We used the 20th version of statistical package for social sciences for statistical analysis of our data. Data was expressed as mean ± SD. Statistical comparisons were performed by Oneway ANOVA followed by tukey HSD test. P-value <0.05 was taken as significant.

Ethical consideration

The present study was approved by Institutional human ethical committee of Little Flower Hospital and Research centre, Angamaly, Kerala, India.

Results

Depression, anxiety and stress scores in vestibular and control groups are presented in figure 1: Pre intervention (D0) depression, anxiety and stress scores were similar in all the four groups.

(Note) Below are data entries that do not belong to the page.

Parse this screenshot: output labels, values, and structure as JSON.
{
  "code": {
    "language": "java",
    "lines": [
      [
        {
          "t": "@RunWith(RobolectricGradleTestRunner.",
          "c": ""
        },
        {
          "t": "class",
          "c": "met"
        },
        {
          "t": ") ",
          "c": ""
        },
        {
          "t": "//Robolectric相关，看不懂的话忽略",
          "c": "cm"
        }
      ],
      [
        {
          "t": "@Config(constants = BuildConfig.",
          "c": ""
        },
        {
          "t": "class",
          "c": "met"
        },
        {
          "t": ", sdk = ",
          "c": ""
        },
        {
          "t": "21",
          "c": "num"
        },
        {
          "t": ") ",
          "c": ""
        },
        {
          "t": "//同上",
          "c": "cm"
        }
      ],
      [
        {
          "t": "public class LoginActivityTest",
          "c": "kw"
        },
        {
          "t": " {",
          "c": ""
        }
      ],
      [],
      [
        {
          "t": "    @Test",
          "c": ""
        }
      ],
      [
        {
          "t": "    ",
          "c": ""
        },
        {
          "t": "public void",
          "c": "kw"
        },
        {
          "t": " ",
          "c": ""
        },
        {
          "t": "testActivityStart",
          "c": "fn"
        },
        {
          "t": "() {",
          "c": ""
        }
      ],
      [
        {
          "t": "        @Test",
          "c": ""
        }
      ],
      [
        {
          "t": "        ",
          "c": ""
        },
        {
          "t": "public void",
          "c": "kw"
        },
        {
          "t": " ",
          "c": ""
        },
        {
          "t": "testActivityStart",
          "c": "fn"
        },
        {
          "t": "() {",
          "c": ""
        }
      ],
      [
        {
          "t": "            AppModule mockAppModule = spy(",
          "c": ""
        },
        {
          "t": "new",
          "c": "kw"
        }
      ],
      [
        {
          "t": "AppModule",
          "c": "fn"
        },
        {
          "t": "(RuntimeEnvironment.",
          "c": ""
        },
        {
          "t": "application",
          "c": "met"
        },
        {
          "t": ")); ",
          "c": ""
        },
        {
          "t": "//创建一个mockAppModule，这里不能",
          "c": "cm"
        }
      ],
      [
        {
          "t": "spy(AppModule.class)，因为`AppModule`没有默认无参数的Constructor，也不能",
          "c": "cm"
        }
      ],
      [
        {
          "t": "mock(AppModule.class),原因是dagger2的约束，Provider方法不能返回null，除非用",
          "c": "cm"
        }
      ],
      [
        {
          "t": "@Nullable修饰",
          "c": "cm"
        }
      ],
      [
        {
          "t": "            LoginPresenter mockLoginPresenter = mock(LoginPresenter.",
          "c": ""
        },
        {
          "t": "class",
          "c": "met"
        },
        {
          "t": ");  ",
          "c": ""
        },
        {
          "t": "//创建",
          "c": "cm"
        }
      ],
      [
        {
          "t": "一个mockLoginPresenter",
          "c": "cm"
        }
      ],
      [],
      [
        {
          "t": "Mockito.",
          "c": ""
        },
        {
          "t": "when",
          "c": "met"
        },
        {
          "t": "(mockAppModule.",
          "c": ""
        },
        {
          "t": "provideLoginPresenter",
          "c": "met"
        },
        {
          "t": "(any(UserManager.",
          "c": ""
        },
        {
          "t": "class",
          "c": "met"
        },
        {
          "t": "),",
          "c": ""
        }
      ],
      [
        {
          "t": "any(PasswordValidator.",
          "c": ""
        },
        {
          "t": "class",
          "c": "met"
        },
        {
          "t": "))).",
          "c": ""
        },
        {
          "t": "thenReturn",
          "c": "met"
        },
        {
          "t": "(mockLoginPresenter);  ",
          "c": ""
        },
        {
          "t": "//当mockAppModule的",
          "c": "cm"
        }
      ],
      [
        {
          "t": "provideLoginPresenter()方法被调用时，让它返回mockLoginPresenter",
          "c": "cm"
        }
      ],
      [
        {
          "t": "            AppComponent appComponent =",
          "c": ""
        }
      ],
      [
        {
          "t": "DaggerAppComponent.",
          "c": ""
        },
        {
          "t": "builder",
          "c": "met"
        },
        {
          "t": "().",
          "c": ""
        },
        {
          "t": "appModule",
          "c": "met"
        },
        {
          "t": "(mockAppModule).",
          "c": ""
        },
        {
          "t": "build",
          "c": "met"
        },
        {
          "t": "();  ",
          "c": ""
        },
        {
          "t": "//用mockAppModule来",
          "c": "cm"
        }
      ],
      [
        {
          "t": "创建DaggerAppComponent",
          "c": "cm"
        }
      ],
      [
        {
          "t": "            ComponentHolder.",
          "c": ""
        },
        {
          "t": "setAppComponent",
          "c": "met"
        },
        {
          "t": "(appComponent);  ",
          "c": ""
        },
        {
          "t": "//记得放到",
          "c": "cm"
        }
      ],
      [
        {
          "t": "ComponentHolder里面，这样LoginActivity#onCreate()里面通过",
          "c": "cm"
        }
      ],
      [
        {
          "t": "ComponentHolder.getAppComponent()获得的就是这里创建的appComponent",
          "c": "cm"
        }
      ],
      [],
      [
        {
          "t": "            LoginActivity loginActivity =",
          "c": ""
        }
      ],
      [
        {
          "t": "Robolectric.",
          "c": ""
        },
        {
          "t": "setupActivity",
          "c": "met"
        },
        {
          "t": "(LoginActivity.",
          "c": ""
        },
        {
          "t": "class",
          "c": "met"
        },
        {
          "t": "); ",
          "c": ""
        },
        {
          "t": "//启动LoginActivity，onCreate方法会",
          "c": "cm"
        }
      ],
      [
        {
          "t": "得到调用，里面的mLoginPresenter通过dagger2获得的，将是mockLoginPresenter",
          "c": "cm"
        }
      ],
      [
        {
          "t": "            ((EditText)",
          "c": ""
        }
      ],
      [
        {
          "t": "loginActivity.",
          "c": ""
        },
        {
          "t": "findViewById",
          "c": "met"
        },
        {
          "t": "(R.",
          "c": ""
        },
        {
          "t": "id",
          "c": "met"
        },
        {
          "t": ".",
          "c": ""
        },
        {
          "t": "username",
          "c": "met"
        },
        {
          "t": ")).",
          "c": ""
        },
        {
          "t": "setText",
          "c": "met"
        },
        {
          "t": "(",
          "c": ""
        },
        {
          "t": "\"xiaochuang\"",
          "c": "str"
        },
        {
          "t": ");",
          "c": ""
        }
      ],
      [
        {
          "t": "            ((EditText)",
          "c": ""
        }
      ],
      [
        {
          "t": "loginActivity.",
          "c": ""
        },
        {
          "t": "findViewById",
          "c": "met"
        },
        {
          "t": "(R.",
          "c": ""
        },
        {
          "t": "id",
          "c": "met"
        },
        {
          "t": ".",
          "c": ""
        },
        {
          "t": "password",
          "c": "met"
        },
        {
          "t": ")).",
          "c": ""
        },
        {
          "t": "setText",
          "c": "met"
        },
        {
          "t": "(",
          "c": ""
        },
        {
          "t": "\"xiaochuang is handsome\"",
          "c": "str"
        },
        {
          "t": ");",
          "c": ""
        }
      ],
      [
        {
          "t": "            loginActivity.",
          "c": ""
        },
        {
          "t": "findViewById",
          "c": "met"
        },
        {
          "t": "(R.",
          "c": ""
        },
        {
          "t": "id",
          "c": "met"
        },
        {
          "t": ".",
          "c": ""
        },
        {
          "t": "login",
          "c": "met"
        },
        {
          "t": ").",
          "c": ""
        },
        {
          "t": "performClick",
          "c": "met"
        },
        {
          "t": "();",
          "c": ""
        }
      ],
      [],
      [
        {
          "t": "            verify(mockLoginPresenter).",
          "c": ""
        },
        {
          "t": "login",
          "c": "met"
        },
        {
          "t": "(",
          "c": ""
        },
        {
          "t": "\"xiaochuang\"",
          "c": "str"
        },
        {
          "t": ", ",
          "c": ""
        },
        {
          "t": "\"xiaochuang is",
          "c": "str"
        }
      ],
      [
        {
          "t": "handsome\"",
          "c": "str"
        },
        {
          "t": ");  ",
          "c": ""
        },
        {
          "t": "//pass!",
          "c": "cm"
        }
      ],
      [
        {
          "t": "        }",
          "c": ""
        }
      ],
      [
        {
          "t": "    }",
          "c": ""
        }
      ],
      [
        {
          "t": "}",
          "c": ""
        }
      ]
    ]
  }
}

While the depression, anxiety and stress scores remained unchanged after follow up in the control groups (D1 in MC and FC groups), all these scores were significantly (P < 0.001) reduced in the groups receiving vestibular stimulation (D1; MV and FV groups). Further the beneficial effects of the vestibular stimulation were similar among both male and female students.

Discussion

Depression is the psychiatric disorders of major public health importance. Depression scores were significantly higher in female students in both relaxed state as well as the stressed state [14]. Our study agrees with the earlier studies as we have observed higher depression scores in female participants.
Depression/anxiety co-exists with vestibular disorders [15]. Although most psychoactive drugs are used therapeutically to treat mental disorders, unfortunately, are abused. Many abused drugs act by enhancing the effectiveness of dopamine in the pleasure pathways and gives the intense sensation of pleasure [16,17]. Winter et al., reported that in salivary cortisol levels were decreased in volunteers who subjected to front to back motion on a hexapod [18].Optimal vestibular stimulation relieves most of the symptoms of depression through its connections with the structures of the brain involved in emotions, behavior and cognition [7]. Unlike the psychoactive drugs, vestibular stimulation does not alter dopamine levels [19] and cause minimum or no side effects. Further, vestibular stimulation by swinging on swing doesn’t need practice and easily adoptable and affordable to the general population. Hence, it can be incorporated in routine day life style to prevent depression. In our previous studies, we have observed steady and significant decrease in salivary cortisol, Blood pressure and blood cell counts, followed by vestibular stimulation [8]. The present study agrees with earlier studiesas we have observed a significant decrease in DASS scores followed by vestibular stimulation.

Conclusion

This study provides evidence for the beneficial effect of vestibular stimulation in management of depression among college students. There is a need for a future study with highersample size to substantiate the therapeutic validity of vestibular stimulation as an intervention for prevention of depression among college students.

Acknowledgement

We would like to thank the students, for their active participation in this work.We also acknowledge Rev. Fr. Dr. Paul V Madan, Director, Little Flower Hospital and Research Centre, for his encouragement and support. Ms. Jithina Krishnan provided efficient technical and secretarial assistance. Special thanks to Dr. Udaya Kumar Reddy, President of International stress Management association IND for his valuable suggestions.

Figures at a glance

Figure
Figure 1

References